    Mr. Mikell served as deputy sheriff under Sheriff J. M. Jeffords who sheriff from 1881 to 1887.  He was elected justice of the peace of the 1280 district, commissioned January 24, 1881, serving two terms of four years each, his last term expiring just before his death.
    John P. Mikell and his brother Geo. C. have both become leading members of the Primitive Baptist denomination in this section, one a layman and the other a minister; one adhering to the “old-line” association and the other to what is called the “Peace Movement” association of the the old Union Association.  Elder John P. Mikell as a preacher is known far and wide for his gifts and influence as a Christian worker, and his brother George is making his association a capable clerk and as a layman is known and loved for his upright Christian life.

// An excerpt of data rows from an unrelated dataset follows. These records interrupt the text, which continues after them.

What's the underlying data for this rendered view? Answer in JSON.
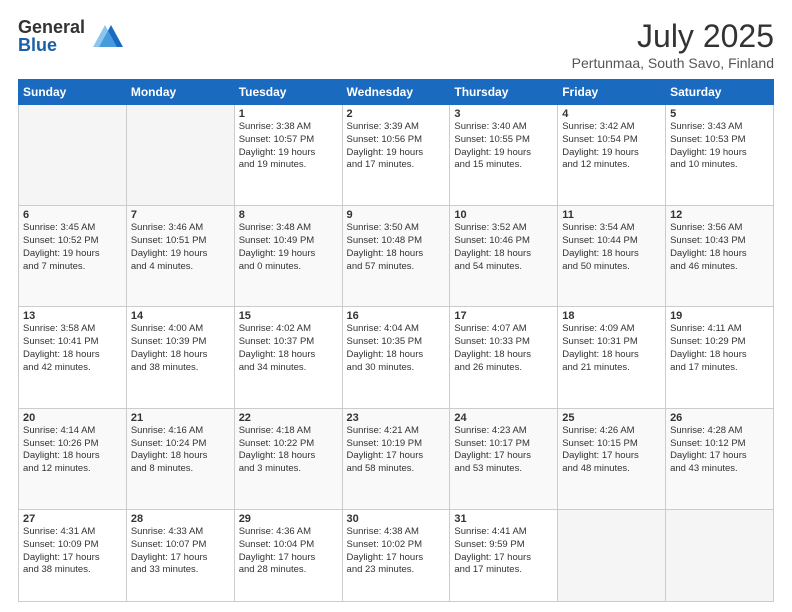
{
  "header": {
    "logo_general": "General",
    "logo_blue": "Blue",
    "month_title": "July 2025",
    "location": "Pertunmaa, South Savo, Finland"
  },
  "weekdays": [
    "Sunday",
    "Monday",
    "Tuesday",
    "Wednesday",
    "Thursday",
    "Friday",
    "Saturday"
  ],
  "weeks": [
    [
      {
        "day": "",
        "info": ""
      },
      {
        "day": "",
        "info": ""
      },
      {
        "day": "1",
        "info": "Sunrise: 3:38 AM\nSunset: 10:57 PM\nDaylight: 19 hours\nand 19 minutes."
      },
      {
        "day": "2",
        "info": "Sunrise: 3:39 AM\nSunset: 10:56 PM\nDaylight: 19 hours\nand 17 minutes."
      },
      {
        "day": "3",
        "info": "Sunrise: 3:40 AM\nSunset: 10:55 PM\nDaylight: 19 hours\nand 15 minutes."
      },
      {
        "day": "4",
        "info": "Sunrise: 3:42 AM\nSunset: 10:54 PM\nDaylight: 19 hours\nand 12 minutes."
      },
      {
        "day": "5",
        "info": "Sunrise: 3:43 AM\nSunset: 10:53 PM\nDaylight: 19 hours\nand 10 minutes."
      }
    ],
    [
      {
        "day": "6",
        "info": "Sunrise: 3:45 AM\nSunset: 10:52 PM\nDaylight: 19 hours\nand 7 minutes."
      },
      {
        "day": "7",
        "info": "Sunrise: 3:46 AM\nSunset: 10:51 PM\nDaylight: 19 hours\nand 4 minutes."
      },
      {
        "day": "8",
        "info": "Sunrise: 3:48 AM\nSunset: 10:49 PM\nDaylight: 19 hours\nand 0 minutes."
      },
      {
        "day": "9",
        "info": "Sunrise: 3:50 AM\nSunset: 10:48 PM\nDaylight: 18 hours\nand 57 minutes."
      },
      {
        "day": "10",
        "info": "Sunrise: 3:52 AM\nSunset: 10:46 PM\nDaylight: 18 hours\nand 54 minutes."
      },
      {
        "day": "11",
        "info": "Sunrise: 3:54 AM\nSunset: 10:44 PM\nDaylight: 18 hours\nand 50 minutes."
      },
      {
        "day": "12",
        "info": "Sunrise: 3:56 AM\nSunset: 10:43 PM\nDaylight: 18 hours\nand 46 minutes."
      }
    ],
    [
      {
        "day": "13",
        "info": "Sunrise: 3:58 AM\nSunset: 10:41 PM\nDaylight: 18 hours\nand 42 minutes."
      },
      {
        "day": "14",
        "info": "Sunrise: 4:00 AM\nSunset: 10:39 PM\nDaylight: 18 hours\nand 38 minutes."
      },
      {
        "day": "15",
        "info": "Sunrise: 4:02 AM\nSunset: 10:37 PM\nDaylight: 18 hours\nand 34 minutes."
      },
      {
        "day": "16",
        "info": "Sunrise: 4:04 AM\nSunset: 10:35 PM\nDaylight: 18 hours\nand 30 minutes."
      },
      {
        "day": "17",
        "info": "Sunrise: 4:07 AM\nSunset: 10:33 PM\nDaylight: 18 hours\nand 26 minutes."
      },
      {
        "day": "18",
        "info": "Sunrise: 4:09 AM\nSunset: 10:31 PM\nDaylight: 18 hours\nand 21 minutes."
      },
      {
        "day": "19",
        "info": "Sunrise: 4:11 AM\nSunset: 10:29 PM\nDaylight: 18 hours\nand 17 minutes."
      }
    ],
    [
      {
        "day": "20",
        "info": "Sunrise: 4:14 AM\nSunset: 10:26 PM\nDaylight: 18 hours\nand 12 minutes."
      },
      {
        "day": "21",
        "info": "Sunrise: 4:16 AM\nSunset: 10:24 PM\nDaylight: 18 hours\nand 8 minutes."
      },
      {
        "day": "22",
        "info": "Sunrise: 4:18 AM\nSunset: 10:22 PM\nDaylight: 18 hours\nand 3 minutes."
      },
      {
        "day": "23",
        "info": "Sunrise: 4:21 AM\nSunset: 10:19 PM\nDaylight: 17 hours\nand 58 minutes."
      },
      {
        "day": "24",
        "info": "Sunrise: 4:23 AM\nSunset: 10:17 PM\nDaylight: 17 hours\nand 53 minutes."
      },
      {
        "day": "25",
        "info": "Sunrise: 4:26 AM\nSunset: 10:15 PM\nDaylight: 17 hours\nand 48 minutes."
      },
      {
        "day": "26",
        "info": "Sunrise: 4:28 AM\nSunset: 10:12 PM\nDaylight: 17 hours\nand 43 minutes."
      }
    ],
    [
      {
        "day": "27",
        "info": "Sunrise: 4:31 AM\nSunset: 10:09 PM\nDaylight: 17 hours\nand 38 minutes."
      },
      {
        "day": "28",
        "info": "Sunrise: 4:33 AM\nSunset: 10:07 PM\nDaylight: 17 hours\nand 33 minutes."
      },
      {
        "day": "29",
        "info": "Sunrise: 4:36 AM\nSunset: 10:04 PM\nDaylight: 17 hours\nand 28 minutes."
      },
      {
        "day": "30",
        "info": "Sunrise: 4:38 AM\nSunset: 10:02 PM\nDaylight: 17 hours\nand 23 minutes."
      },
      {
        "day": "31",
        "info": "Sunrise: 4:41 AM\nSunset: 9:59 PM\nDaylight: 17 hours\nand 17 minutes."
      },
      {
        "day": "",
        "info": ""
      },
      {
        "day": "",
        "info": ""
      }
    ]
  ]
}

Some Other Data

    The writer would like to find out more about the older Mikells or the forefathers of George Mikell.  Back up in Bulloch county where they lived we find a number of references to them on the county records but of course we cannot identify them.  The following Mikell marriages are of record there:

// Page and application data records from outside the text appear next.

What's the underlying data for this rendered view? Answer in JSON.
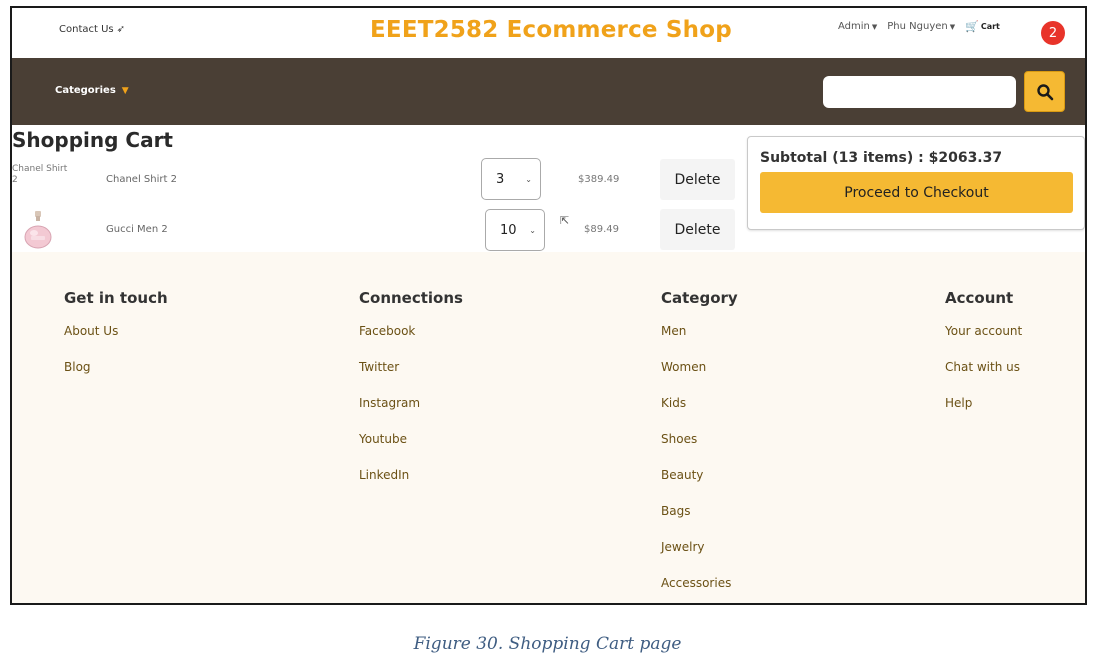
{
  "header": {
    "contact_label": "Contact Us",
    "brand": "EEET2582 Ecommerce Shop",
    "admin_label": "Admin",
    "user_label": "Phu Nguyen",
    "cart_label": "Cart",
    "cart_count": "2",
    "badge_color": "#e8342a",
    "brand_color": "#f0a21a"
  },
  "navbar": {
    "categories_label": "Categories",
    "search_placeholder": "",
    "bg_color": "#4a3f35",
    "accent_color": "#f5b933"
  },
  "cart": {
    "title": "Shopping Cart",
    "items": [
      {
        "image_alt": "Chanel Shirt 2",
        "name": "Chanel Shirt 2",
        "quantity": "3",
        "price": "$389.49",
        "delete_label": "Delete"
      },
      {
        "name": "Gucci Men 2",
        "quantity": "10",
        "price": "$89.49",
        "delete_label": "Delete"
      }
    ],
    "subtotal": "Subtotal (13 items) : $2063.37",
    "checkout_label": "Proceed to Checkout"
  },
  "footer": {
    "columns": [
      {
        "title": "Get in touch",
        "links": [
          "About Us",
          "Blog"
        ]
      },
      {
        "title": "Connections",
        "links": [
          "Facebook",
          "Twitter",
          "Instagram",
          "Youtube",
          "LinkedIn"
        ]
      },
      {
        "title": "Category",
        "links": [
          "Men",
          "Women",
          "Kids",
          "Shoes",
          "Beauty",
          "Bags",
          "Jewelry",
          "Accessories"
        ]
      },
      {
        "title": "Account",
        "links": [
          "Your account",
          "Chat with us",
          "Help"
        ]
      }
    ]
  },
  "caption": "Figure 30. Shopping Cart page"
}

     Alexander Mikell and Rebecca Hollingsworth, Dec 7, 1804.
    Charles Mikell and Dicy Lee, Dec 17, 1804.
    Thomas Mikell and Mary Row, April 3l 1805.
    John Mikell and Hannah Stuart, Aug. 6, 1805.
    Thomas Mikell and Mary Woodcock, Nov. 10, 1807.
    William Mikell and Mary Anderson, Nov 21, 1809.
    John Mikell and Catherine Lowther, Feb. 8, 1826.
    John Mikell, an old citizen of Bulloch county, died in 1799, and his estate was administered by his widow Elizabeth, and Edward Mikell.  They were appointed administrators Feb. 10, 1800. Their bond was for $20,000 and signed by Sherod McCall and James Mikell. The estate was appraised in 1800 by Stephen Denmark and John Rawls and Jesse Mixon, and valued at $8099.75.  Among the property enumerated were 13 slaves and $3500 worth of cattle. A petition for division of the estate was filed by the widow in May, 1803, and the Court granted partitioners to divide the land, and among these were George Mikell, James Mikell, Sr., and James Mikell, Jr.  In a sales account filed by the administrators in May 1803, Sarah Mikell, Francis Mikell and James Mikell were mentioned as younger heirs.  In March, 1807, the administrators were required to show cause why they had not made any return. Further than this we did not find out about this estate. It seemed to be the only Mikell estate administered in Bulloch prior to 1820.